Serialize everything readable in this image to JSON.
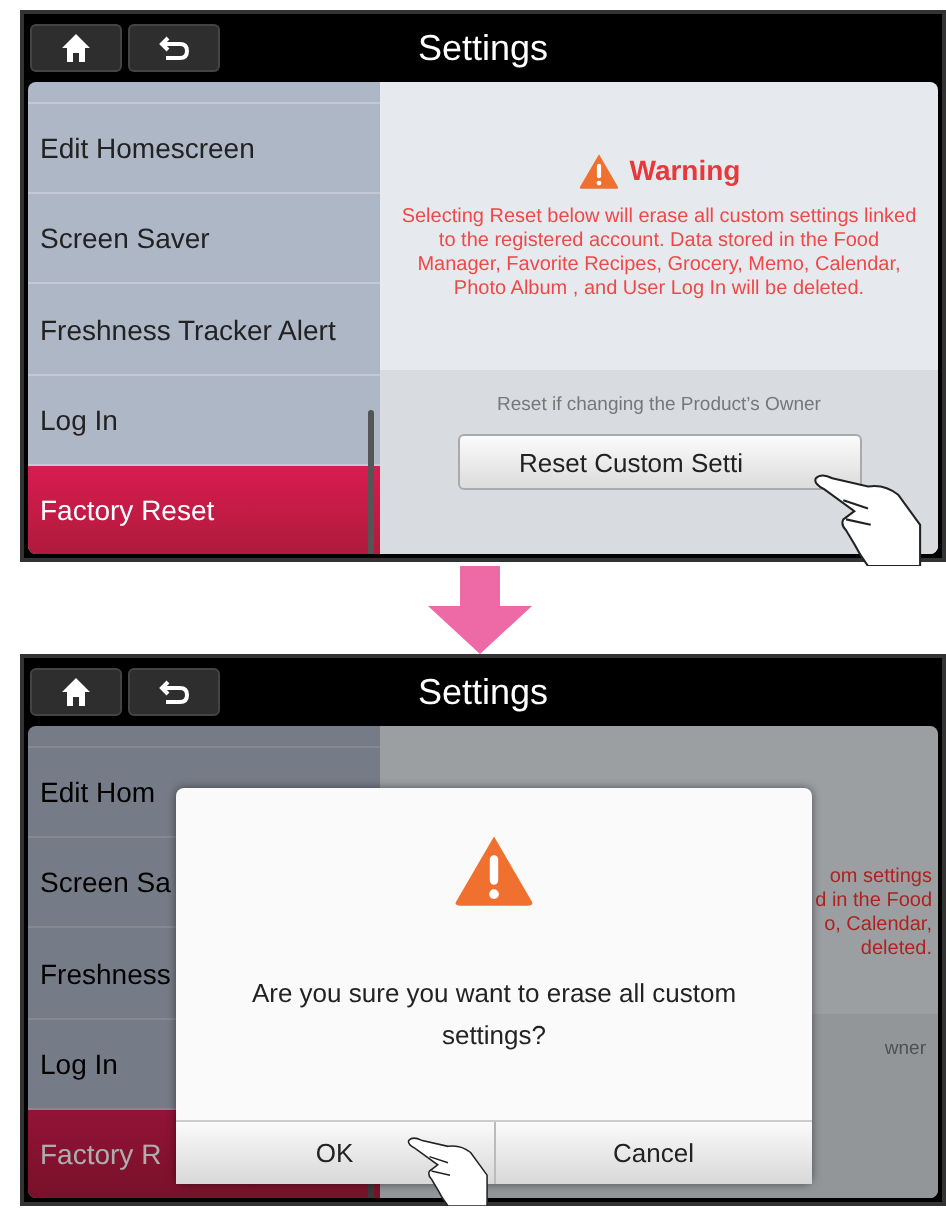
{
  "screens": [
    {
      "title": "Settings",
      "dimmed": false,
      "sidebar": {
        "items": [
          {
            "label": "Edit Homescreen",
            "selected": false
          },
          {
            "label": "Screen Saver",
            "selected": false
          },
          {
            "label": "Freshness Tracker Alert",
            "selected": false
          },
          {
            "label": "Log In",
            "selected": false
          },
          {
            "label": "Factory Reset",
            "selected": true
          }
        ]
      },
      "panel": {
        "warning_title": "Warning",
        "warning_lines": [
          "Selecting Reset below will erase all custom settings linked to the registered account. Data stored in the Food Manager, Favorite Recipes, Grocery, Memo, Calendar, Photo Album , and User Log In will be deleted."
        ],
        "hint": "Reset if changing the Product’s Owner",
        "button": "Reset Custom Setti"
      }
    },
    {
      "title": "Settings",
      "dimmed": true,
      "sidebar": {
        "items": [
          {
            "label": "Edit Hom",
            "selected": false
          },
          {
            "label": "Screen Sa",
            "selected": false
          },
          {
            "label": "Freshness",
            "selected": false
          },
          {
            "label": "Log In",
            "selected": false
          },
          {
            "label": "Factory R",
            "selected": true
          }
        ]
      },
      "panel": {
        "warning_lines": [
          "om settings",
          "d in the Food",
          "o, Calendar,",
          "deleted."
        ],
        "hint": "wner"
      },
      "dialog": {
        "message": "Are you sure you want to erase all custom settings?",
        "buttons": [
          "OK",
          "Cancel"
        ]
      }
    }
  ]
}
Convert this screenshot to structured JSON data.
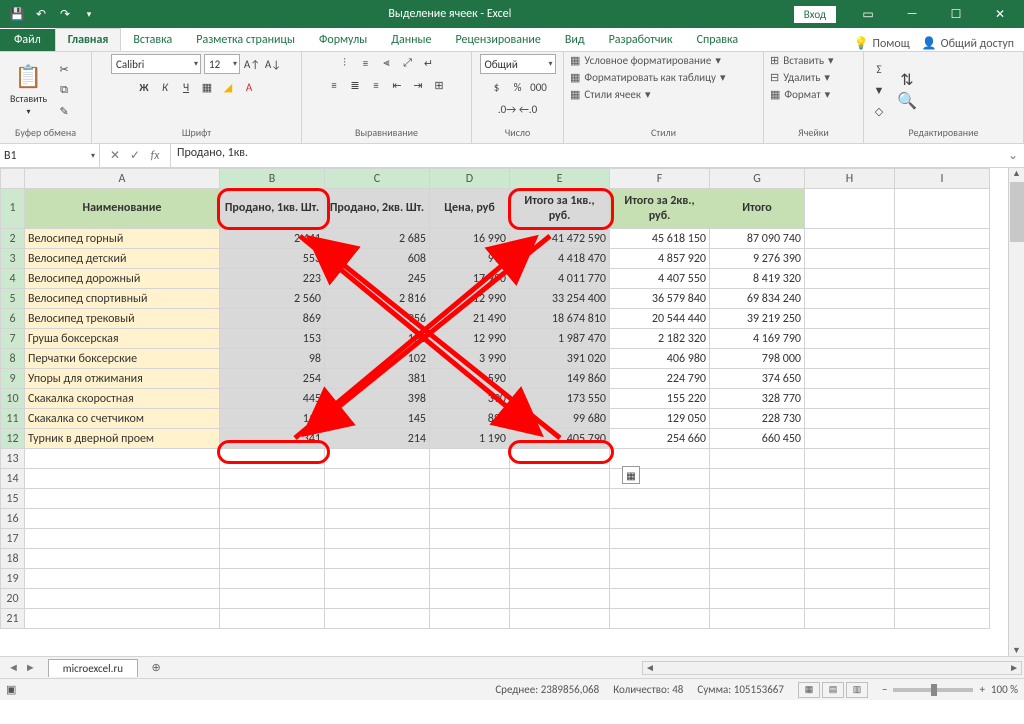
{
  "titlebar": {
    "title": "Выделение ячеек  -  Excel",
    "signin": "Вход"
  },
  "tabs": {
    "file": "Файл",
    "items": [
      "Главная",
      "Вставка",
      "Разметка страницы",
      "Формулы",
      "Данные",
      "Рецензирование",
      "Вид",
      "Разработчик",
      "Справка"
    ],
    "active": 0,
    "help": "Помощ",
    "share": "Общий доступ"
  },
  "ribbon": {
    "clipboard": {
      "label": "Буфер обмена",
      "paste": "Вставить"
    },
    "font": {
      "label": "Шрифт",
      "name": "Calibri",
      "size": "12",
      "b": "Ж",
      "i": "К",
      "u": "Ч"
    },
    "align": {
      "label": "Выравнивание"
    },
    "number": {
      "label": "Число",
      "format": "Общий"
    },
    "styles": {
      "label": "Стили",
      "cond": "Условное форматирование",
      "table": "Форматировать как таблицу",
      "cell": "Стили ячеек"
    },
    "cells": {
      "label": "Ячейки",
      "ins": "Вставить",
      "del": "Удалить",
      "fmt": "Формат"
    },
    "editing": {
      "label": "Редактирование"
    }
  },
  "fx": {
    "name": "B1",
    "formula": "Продано, 1кв."
  },
  "cols": [
    "A",
    "B",
    "C",
    "D",
    "E",
    "F",
    "G",
    "H",
    "I"
  ],
  "headers": [
    "Наименование",
    "Продано, 1кв. Шт.",
    "Продано, 2кв. Шт.",
    "Цена, руб",
    "Итого за 1кв., руб.",
    "Итого за 2кв., руб.",
    "Итого"
  ],
  "rows": [
    {
      "r": 2,
      "n": "Велосипед горный",
      "b": "2 441",
      "c": "2 685",
      "d": "16 990",
      "e": "41 472 590",
      "f": "45 618 150",
      "g": "87 090 740"
    },
    {
      "r": 3,
      "n": "Велосипед детский",
      "b": "553",
      "c": "608",
      "d": "990",
      "e": "4 418 470",
      "f": "4 857 920",
      "g": "9 276 390"
    },
    {
      "r": 4,
      "n": "Велосипед дорожный",
      "b": "223",
      "c": "245",
      "d": "17 990",
      "e": "4 011 770",
      "f": "4 407 550",
      "g": "8 419 320"
    },
    {
      "r": 5,
      "n": "Велосипед спортивный",
      "b": "2 560",
      "c": "2 816",
      "d": "12 990",
      "e": "33 254 400",
      "f": "36 579 840",
      "g": "69 834 240"
    },
    {
      "r": 6,
      "n": "Велосипед трековый",
      "b": "869",
      "c": "956",
      "d": "21 490",
      "e": "18 674 810",
      "f": "20 544 440",
      "g": "39 219 250"
    },
    {
      "r": 7,
      "n": "Груша боксерская",
      "b": "153",
      "c": "168",
      "d": "12 990",
      "e": "1 987 470",
      "f": "2 182 320",
      "g": "4 169 790"
    },
    {
      "r": 8,
      "n": "Перчатки боксерские",
      "b": "98",
      "c": "102",
      "d": "3 990",
      "e": "391 020",
      "f": "406 980",
      "g": "798 000"
    },
    {
      "r": 9,
      "n": "Упоры для отжимания",
      "b": "254",
      "c": "381",
      "d": "590",
      "e": "149 860",
      "f": "224 790",
      "g": "374 650"
    },
    {
      "r": 10,
      "n": "Скакалка скоростная",
      "b": "445",
      "c": "398",
      "d": "390",
      "e": "173 550",
      "f": "155 220",
      "g": "328 770"
    },
    {
      "r": 11,
      "n": "Скакалка со счетчиком",
      "b": "112",
      "c": "145",
      "d": "890",
      "e": "99 680",
      "f": "129 050",
      "g": "228 730"
    },
    {
      "r": 12,
      "n": "Турник в дверной проем",
      "b": "341",
      "c": "214",
      "d": "1 190",
      "e": "405 790",
      "f": "254 660",
      "g": "660 450"
    }
  ],
  "emptyRows": [
    13,
    14,
    15,
    16,
    17,
    18,
    19,
    20,
    21
  ],
  "sheet": {
    "name": "microexcel.ru"
  },
  "status": {
    "avg_lbl": "Среднее:",
    "avg": "2389856,068",
    "cnt_lbl": "Количество:",
    "cnt": "48",
    "sum_lbl": "Сумма:",
    "sum": "105153667",
    "zoom": "100 %"
  }
}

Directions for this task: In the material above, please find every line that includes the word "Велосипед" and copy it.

Problem solution:
      "n": "Велосипед горный",
      "n": "Велосипед детский",
      "n": "Велосипед дорожный",
      "n": "Велосипед спортивный",
      "n": "Велосипед трековый",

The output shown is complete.